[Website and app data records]
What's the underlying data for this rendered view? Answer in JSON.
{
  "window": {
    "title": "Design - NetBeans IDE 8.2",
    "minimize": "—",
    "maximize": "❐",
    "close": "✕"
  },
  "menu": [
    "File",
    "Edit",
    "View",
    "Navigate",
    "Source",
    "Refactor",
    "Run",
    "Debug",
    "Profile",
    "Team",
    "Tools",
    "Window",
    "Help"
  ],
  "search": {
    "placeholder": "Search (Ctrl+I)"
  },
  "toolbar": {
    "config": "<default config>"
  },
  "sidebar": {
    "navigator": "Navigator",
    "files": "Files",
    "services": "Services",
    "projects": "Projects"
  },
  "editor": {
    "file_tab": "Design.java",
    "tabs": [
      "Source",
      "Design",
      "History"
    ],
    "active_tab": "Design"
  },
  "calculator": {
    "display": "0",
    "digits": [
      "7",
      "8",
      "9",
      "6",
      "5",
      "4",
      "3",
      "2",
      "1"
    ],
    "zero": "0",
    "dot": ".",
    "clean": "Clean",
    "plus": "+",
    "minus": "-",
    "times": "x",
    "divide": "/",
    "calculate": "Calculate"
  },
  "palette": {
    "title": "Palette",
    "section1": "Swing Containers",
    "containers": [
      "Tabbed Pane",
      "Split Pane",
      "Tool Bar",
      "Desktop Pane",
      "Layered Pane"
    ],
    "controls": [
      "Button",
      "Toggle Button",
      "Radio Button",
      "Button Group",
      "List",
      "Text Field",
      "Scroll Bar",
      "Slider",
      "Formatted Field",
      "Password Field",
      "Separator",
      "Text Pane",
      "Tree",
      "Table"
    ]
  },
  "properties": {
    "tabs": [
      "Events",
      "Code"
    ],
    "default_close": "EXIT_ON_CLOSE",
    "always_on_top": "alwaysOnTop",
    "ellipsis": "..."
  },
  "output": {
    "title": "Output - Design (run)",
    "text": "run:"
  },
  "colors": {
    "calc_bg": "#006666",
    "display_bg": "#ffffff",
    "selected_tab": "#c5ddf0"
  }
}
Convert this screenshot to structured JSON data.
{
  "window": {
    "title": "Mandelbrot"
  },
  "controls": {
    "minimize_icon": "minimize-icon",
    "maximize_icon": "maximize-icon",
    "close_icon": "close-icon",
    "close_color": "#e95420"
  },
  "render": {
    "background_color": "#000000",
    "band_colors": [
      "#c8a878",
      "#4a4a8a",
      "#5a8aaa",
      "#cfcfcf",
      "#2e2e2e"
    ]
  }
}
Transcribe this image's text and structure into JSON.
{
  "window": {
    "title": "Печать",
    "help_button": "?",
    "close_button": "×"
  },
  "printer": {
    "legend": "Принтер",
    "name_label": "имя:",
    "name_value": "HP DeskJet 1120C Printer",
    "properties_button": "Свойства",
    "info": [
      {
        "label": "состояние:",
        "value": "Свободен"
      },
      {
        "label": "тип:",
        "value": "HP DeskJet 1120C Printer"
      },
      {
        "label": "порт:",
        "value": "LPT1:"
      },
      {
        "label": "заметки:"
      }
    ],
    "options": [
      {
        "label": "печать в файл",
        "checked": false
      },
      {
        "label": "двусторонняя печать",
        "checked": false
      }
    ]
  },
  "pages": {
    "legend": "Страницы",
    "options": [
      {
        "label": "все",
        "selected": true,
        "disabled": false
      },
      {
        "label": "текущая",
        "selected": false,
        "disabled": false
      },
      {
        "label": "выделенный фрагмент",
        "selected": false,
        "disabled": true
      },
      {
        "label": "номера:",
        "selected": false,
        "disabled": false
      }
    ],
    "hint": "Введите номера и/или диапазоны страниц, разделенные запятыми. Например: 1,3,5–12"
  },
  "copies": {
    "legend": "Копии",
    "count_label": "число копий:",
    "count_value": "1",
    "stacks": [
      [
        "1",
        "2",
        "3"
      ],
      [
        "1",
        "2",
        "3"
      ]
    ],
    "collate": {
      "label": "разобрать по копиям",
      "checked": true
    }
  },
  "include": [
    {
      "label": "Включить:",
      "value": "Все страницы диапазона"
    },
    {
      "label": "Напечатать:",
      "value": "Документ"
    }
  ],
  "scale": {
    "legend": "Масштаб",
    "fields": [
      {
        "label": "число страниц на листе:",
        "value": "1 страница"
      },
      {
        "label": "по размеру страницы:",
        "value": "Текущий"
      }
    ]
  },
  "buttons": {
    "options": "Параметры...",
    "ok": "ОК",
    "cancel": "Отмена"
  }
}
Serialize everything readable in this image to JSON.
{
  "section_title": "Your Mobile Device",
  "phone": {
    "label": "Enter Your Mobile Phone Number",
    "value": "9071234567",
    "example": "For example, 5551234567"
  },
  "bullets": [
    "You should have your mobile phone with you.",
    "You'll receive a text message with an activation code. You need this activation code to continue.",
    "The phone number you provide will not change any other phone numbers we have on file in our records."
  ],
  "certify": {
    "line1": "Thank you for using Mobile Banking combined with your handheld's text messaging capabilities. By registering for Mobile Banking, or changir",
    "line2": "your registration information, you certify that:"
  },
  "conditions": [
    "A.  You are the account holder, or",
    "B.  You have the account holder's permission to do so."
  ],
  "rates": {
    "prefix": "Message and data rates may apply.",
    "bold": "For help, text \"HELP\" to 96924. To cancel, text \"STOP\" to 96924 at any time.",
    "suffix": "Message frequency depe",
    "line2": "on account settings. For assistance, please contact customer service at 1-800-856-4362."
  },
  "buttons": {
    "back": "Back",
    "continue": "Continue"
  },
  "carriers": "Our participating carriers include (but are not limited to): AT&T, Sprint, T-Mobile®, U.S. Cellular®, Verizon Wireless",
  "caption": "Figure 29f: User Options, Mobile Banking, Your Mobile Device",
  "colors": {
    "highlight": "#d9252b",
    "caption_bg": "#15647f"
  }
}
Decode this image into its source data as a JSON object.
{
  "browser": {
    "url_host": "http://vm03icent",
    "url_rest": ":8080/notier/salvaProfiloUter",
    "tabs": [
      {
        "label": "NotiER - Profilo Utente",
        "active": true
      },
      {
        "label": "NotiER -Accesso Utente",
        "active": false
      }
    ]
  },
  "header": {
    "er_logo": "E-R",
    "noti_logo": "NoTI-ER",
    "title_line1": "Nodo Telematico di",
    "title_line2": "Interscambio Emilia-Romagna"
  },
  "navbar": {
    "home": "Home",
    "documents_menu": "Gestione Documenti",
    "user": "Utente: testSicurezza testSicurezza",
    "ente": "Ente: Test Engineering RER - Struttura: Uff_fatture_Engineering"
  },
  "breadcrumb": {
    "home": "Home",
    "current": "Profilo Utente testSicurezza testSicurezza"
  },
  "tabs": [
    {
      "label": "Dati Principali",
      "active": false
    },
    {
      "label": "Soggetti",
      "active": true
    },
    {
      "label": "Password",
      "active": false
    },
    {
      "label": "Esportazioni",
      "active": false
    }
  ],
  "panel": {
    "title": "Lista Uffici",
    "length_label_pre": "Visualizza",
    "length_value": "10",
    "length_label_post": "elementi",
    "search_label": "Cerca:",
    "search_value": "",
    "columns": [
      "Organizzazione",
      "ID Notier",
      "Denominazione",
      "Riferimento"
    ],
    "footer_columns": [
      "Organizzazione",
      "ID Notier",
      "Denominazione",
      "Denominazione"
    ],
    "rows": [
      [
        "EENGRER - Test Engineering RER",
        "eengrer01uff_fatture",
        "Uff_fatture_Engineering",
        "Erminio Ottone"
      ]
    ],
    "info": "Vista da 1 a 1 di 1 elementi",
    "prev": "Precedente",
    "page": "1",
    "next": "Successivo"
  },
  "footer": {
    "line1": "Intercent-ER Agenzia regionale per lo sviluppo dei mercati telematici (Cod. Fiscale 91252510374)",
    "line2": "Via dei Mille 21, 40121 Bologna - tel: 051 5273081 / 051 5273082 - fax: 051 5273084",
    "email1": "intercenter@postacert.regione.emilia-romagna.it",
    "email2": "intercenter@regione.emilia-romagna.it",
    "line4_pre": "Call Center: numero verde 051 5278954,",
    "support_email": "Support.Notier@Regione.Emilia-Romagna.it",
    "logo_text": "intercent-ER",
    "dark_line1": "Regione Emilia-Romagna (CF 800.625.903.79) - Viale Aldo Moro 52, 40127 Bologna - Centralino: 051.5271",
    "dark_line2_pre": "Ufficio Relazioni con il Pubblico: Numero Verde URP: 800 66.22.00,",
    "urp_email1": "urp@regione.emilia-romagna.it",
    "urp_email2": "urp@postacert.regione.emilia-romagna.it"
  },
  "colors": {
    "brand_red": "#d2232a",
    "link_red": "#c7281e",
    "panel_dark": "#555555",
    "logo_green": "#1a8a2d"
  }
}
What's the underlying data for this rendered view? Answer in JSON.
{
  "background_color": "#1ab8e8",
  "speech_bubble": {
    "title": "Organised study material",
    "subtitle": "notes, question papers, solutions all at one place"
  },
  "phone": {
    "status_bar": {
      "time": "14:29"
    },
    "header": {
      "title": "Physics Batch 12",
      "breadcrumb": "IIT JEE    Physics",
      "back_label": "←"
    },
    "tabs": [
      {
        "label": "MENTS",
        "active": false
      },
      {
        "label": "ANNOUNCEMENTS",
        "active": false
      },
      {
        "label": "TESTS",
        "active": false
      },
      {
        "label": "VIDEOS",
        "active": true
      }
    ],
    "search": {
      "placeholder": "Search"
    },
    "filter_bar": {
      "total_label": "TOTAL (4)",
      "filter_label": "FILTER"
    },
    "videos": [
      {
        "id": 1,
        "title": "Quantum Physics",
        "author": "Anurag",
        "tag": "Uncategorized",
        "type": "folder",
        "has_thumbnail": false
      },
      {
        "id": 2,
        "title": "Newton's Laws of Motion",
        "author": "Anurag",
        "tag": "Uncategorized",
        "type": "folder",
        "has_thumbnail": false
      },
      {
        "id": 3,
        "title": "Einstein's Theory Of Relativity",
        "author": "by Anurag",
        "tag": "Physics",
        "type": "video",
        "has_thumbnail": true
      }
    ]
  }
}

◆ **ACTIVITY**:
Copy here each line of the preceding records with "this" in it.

◆ **OUTPUT OF THE TASK**:
What's the underlying data for this rendered view? Answer in JSON.
Convert this screenshot to structured JSON data.
Transcribe this image's text and structure into JSON.
Serialize everything readable in this image to JSON.
    "You'll receive a text message with an activation code. You need this activation code to continue.",
Decode this image into its source data as a JSON object.
What's the underlying data for this rendered view? Answer in JSON.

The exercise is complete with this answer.